  8. If desired, add another user segment by clicking + Add Segment, and repeating steps 6 and 7.

NOTE: You can break out your starting event by user properties by clicking Group segment by in the Segmentation Module, if desired. For example, if you wanted to group users by the cities they were in when they triggered the starting event, you would select City from the property list. Amplitude will then break out the segmentation analysis on a city-by-city basis.

In the chart area, you should now see your Event Segmentation chart, along with a tabular view of your results.

To learn how to interpret your event segmentation analysis, check out this Help Center article. FAQs about the Event Segmentation chart can also be found here.

Choose the right measurement

Amplitude offers you several different ways of looking at your event segmentation results. In this section, we'll explain the differences between them.
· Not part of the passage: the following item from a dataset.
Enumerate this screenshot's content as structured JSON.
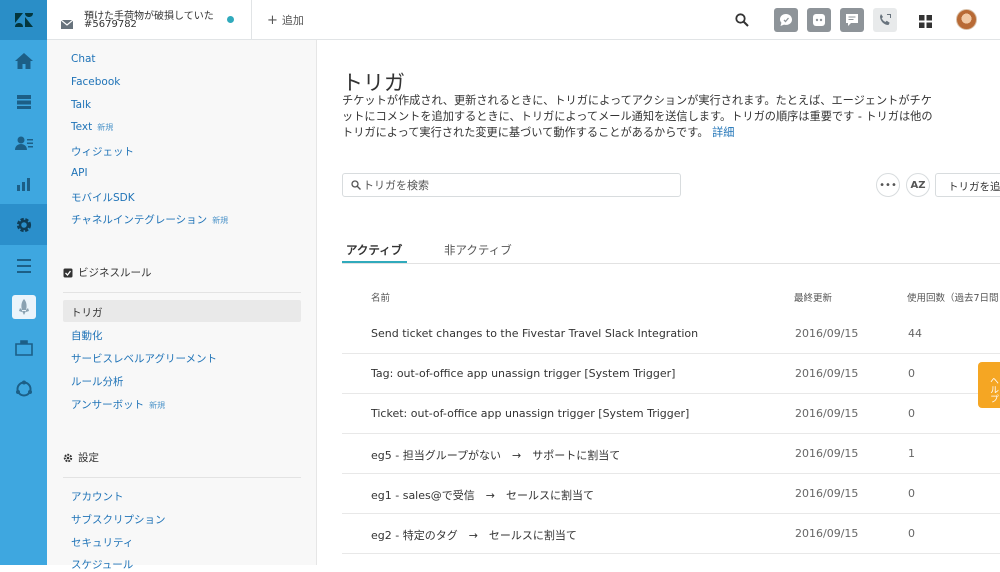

The default measure for the Event Segmentation chart, it displays the total count of unique users in your segment who triggered the event you added in the Events Module. View the exact count by simply hovering over the specific data point you’re interested in. If you want to inspect the users who make up that data point, just click on it (see our Help Center article on Amplitude’s Microscope feature to learn more).

Event Totals

Like Uniques, Event Totals is a straightforward, count-based measure. The difference is that instead of counting unique users, it graphs the total count of times a specific event was fired at each data point.

Active %

This measure graphs the percentage of all active users (defined as users who have triggered any active event in a specified time frame) who triggered a specific event at each data point.


The Average measure graphs the average number of times a specific event was triggered. Here, the "average" for any data point is equal to its event totals divided by unique users.


When you apply the Frequency measure, Amplitude will group the users included in your user segment into buckets defined by the number of times each has triggered an event during the time frame of your analysis.


Here, we see an event segmentation analysis using the Frequency measure. Each stacked area represents a "frequency bucket." For each data point, Amplitude displays the number of users contained in that bucket. And as described above, if you want to learn more about the users in a particular data point, all you have to do is click on it.

In the screenshot above, the default buckets are represented by the colored dots. Click customize buckets to adjust the sizing of the buckets and distribution of the data, or use the Custom Buckets modal to set individual ranges for each bucket.


Depending on the details of your analysis, you may also be able to generate an event segmentation chart based on the values of your event or user properties.

  • Sum of Property Value: Graphs the sum of property values at each data point. To use this measure, the property value must be an integer.
  • Distribution of Property Value: Shows the distribution of event totals broken out by the values of the selected event property. The minimum value is inclusive, and the maximum value is exclusive.
  • Average of Property Value: Graphs the average of the property values, or the sum of those values divided by the total number of events fired at each data point. To use this measure, the property value must be an integer.
  • Distinct Property Values per User: Graphs the average count of different property values triggered by each user. More specifically, it's the total sum of unique user-distinct property value pairs, divided by the number of users.
  • Median Property Value: Graphs the median property values for each data point. This is most useful in situations where averages might be noticeably skewed by outliers. To use this measure, the property value must be an integer.


This option is accessible from the Advanced drop-down menu in the Measured As Module. In an Event Segmentation chart, you can write formulas that Amplitude will apply to the events you've included in your analysis. To read more about each formula and see some examples of use cases, see our Custom Formulas article.